Britain's leading independent economic research institute said even the most "relatively benign" no-deal Brexit would increase debt in the United Kingdom to levels not seen since the 1960s.
In its Green Budget report, published in the run-up to Chancellor Sajid Javid's first budget, the Institute for Fiscal Studies, also known as the IFS, warned that public borrowing could rise to 100 billion pounds ($122 billion) and debt would reach 90 percent of national income.
"The government is now adrift without any effective fiscal anchor," said IFS Director Paul Johnson
, adding that "given the extraordinary level of uncertainty and risks facing the economy and public finances, (the government) should not be looking to offer further permanent overall tax giveaways in any forthcoming budget.
"In the case of a no-deal Brexit, though, it should be implementing carefully targeted and temporary tax cuts and spending increases where it can effectively support the economy," he added, with the IFS also warning that a no-deal Brexit could see the UK economy flatlining for two years.
A treasury spokesman defended the government's spending plans, saying: "The chancellor has already said that we will be reviewing the fiscal framework as we turn the page on austerity. In so doing, we will retain a fiscal anchor to public spending so that decisions are taken with a view to the long-term sustainability of the public finances."
Meanwhile, an assessment paper released by taxation body HM Revenues and Customs says a no-deal Brexit could leave UK businesses with an annual bill of 15 billion pounds in administration and form-filling.
Prime Minister Boris Johnson
insists the country will leave the European Union at the end of October, "come what may, do or die", regardless of whether or not a deal has been reached, even though Parliament is doing its best to prevent no-deal.
Last week, he told the Conservative Party conference that leaving the EU would save the country 1 billion pounds per month, but the HM Customs figure, based on levels of trade from 2017, paints a very different picture.
Meanwhile, the war of words over Brexit continues, with an unnamed Downing Street source saying that any agreement is "essentially impossible not just now but ever" after a reportedly frosty phone conversation between Johnson
and Germany's Chancellor Angela Merkel
Merkel's office declined to comment on confidential discussions, but European Council President Donald Tusk subsequently tweeted to Johnson
"what's at stake is not winning some stupid blame game.
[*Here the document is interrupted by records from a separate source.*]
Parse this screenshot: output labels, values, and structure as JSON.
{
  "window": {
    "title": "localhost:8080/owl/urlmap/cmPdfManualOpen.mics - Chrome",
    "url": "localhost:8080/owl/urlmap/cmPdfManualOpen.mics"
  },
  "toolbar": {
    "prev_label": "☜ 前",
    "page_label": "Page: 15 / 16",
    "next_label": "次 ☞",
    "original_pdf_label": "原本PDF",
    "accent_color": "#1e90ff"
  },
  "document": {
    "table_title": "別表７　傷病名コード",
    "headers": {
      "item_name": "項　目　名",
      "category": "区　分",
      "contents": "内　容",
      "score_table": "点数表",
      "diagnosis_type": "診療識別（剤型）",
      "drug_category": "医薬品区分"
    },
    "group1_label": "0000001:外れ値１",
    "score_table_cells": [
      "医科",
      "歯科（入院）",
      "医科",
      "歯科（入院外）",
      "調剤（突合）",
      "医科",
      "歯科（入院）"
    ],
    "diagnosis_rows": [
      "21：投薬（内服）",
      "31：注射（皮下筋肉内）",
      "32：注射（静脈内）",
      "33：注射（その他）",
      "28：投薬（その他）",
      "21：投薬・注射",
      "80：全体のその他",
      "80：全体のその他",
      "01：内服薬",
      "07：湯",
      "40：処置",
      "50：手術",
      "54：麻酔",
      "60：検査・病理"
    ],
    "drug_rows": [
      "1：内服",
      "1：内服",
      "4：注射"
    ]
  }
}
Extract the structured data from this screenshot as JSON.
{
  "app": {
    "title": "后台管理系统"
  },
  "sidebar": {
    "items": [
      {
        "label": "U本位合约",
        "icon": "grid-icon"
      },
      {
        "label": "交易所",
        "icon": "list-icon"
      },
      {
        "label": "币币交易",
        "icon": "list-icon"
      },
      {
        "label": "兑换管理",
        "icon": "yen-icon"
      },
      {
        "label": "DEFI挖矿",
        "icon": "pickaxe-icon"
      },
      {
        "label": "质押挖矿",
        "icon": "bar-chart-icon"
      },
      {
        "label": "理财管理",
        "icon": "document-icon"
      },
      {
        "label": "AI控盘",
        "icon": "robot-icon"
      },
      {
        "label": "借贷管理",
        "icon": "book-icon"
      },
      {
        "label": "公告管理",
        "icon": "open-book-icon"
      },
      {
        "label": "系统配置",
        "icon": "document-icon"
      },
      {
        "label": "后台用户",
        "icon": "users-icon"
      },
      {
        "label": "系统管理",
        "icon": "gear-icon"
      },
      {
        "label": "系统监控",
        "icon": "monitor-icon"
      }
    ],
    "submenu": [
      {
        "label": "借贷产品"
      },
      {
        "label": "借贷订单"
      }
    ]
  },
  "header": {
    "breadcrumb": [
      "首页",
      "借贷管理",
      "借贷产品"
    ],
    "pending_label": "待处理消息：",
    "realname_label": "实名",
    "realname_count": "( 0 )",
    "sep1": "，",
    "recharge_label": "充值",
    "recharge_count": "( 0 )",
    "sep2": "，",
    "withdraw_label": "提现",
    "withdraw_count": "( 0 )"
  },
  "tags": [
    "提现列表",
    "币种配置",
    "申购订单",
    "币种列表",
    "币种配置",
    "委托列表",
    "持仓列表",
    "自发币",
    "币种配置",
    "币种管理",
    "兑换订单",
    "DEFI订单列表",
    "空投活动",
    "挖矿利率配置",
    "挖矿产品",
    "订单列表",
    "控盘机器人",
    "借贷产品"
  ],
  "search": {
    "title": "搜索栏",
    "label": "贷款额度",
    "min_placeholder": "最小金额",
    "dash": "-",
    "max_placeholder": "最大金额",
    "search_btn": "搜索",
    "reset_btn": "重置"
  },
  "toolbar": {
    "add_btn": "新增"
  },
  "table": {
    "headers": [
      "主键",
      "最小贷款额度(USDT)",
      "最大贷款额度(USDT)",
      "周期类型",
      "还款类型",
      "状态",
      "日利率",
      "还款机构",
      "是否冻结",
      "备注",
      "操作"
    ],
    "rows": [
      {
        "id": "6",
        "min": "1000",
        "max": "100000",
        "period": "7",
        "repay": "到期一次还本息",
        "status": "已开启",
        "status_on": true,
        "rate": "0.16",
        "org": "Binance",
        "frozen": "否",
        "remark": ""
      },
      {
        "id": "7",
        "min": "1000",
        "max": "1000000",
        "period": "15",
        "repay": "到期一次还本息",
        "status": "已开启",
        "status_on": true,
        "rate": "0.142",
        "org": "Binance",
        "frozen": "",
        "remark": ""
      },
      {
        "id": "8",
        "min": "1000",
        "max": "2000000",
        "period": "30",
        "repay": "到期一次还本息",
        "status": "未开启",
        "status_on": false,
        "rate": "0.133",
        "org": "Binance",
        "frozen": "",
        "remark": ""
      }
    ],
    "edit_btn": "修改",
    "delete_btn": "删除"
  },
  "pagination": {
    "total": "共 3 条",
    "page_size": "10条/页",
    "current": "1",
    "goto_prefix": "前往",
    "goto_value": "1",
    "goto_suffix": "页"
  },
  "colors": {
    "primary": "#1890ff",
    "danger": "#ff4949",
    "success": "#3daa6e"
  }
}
At stake is the future of Europe and the UK as well as the security and interests of our people."
Members of the opposition Labour Party called the latest move a "cynical attempt to sabotage the negotiations".
"will never take responsibility for his own failure to put forward a credible deal", said Labour's shadow Brexit secretary Keir Starmer, calling upon politicians across the party divide in Parliament to "unite to prevent this reckless government crashing us out of the EU".